Entries from a dataset of interfaces:

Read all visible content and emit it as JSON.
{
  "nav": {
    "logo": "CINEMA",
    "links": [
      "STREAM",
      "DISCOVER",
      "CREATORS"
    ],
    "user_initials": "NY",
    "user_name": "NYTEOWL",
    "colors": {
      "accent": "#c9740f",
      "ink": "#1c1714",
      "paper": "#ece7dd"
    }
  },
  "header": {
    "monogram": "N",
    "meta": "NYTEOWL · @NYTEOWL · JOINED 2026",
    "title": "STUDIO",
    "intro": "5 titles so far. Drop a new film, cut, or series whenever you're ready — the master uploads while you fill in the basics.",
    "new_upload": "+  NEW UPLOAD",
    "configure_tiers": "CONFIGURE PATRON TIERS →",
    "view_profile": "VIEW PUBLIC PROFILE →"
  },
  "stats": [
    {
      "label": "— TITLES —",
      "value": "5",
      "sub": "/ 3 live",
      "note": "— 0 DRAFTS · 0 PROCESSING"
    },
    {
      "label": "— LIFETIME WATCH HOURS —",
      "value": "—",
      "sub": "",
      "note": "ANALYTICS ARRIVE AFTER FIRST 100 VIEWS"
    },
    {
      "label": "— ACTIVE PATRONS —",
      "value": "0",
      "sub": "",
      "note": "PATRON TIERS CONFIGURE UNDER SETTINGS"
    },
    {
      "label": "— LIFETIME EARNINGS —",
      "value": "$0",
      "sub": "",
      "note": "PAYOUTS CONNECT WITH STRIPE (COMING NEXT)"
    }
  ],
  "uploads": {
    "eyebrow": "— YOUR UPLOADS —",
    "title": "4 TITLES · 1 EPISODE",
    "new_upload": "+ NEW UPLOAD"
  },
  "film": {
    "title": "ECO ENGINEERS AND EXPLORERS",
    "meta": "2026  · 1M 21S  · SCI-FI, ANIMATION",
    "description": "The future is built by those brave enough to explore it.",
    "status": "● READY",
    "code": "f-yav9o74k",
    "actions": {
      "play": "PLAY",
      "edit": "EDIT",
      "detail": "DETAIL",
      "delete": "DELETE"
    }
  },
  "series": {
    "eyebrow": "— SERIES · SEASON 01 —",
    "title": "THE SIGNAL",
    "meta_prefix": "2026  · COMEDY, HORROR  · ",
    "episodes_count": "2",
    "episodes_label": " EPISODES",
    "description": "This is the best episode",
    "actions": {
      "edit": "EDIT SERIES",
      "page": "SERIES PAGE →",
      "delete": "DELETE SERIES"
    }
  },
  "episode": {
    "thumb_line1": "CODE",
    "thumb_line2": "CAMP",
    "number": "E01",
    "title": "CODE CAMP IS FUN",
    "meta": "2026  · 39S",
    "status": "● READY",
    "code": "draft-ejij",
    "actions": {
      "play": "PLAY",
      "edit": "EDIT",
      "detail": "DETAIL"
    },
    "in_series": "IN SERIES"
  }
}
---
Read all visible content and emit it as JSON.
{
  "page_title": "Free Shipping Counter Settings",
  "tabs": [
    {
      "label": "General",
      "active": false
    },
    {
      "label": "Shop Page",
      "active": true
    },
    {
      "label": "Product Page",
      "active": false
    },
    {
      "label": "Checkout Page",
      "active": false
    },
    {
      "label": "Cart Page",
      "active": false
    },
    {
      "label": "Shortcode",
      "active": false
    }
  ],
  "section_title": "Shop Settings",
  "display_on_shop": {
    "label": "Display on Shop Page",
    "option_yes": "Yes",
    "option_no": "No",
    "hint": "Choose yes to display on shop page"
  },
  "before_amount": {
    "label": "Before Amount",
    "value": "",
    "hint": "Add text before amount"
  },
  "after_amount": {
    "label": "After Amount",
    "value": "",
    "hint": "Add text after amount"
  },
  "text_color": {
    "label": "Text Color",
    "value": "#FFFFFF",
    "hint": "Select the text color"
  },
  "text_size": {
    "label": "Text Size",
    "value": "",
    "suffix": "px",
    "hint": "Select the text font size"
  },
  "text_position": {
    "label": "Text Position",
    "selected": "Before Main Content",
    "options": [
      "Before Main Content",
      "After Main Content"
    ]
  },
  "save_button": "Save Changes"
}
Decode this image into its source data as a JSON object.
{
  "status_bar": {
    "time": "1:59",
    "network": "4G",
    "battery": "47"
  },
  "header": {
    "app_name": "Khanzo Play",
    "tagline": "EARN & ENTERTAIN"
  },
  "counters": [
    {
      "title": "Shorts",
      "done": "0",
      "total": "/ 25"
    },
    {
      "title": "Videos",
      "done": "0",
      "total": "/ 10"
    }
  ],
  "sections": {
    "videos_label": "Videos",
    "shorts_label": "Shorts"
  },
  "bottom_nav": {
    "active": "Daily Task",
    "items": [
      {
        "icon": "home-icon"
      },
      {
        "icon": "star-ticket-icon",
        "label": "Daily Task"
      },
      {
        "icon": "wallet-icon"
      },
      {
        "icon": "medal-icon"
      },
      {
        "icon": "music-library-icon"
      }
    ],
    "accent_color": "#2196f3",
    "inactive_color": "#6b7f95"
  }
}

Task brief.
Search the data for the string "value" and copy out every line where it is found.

Output.
      "value": "5",
      "value": "—",
      "value": "0",
      "value": "$0",
    "value": "",
    "value": "",
    "value": "#FFFFFF",
    "value": "",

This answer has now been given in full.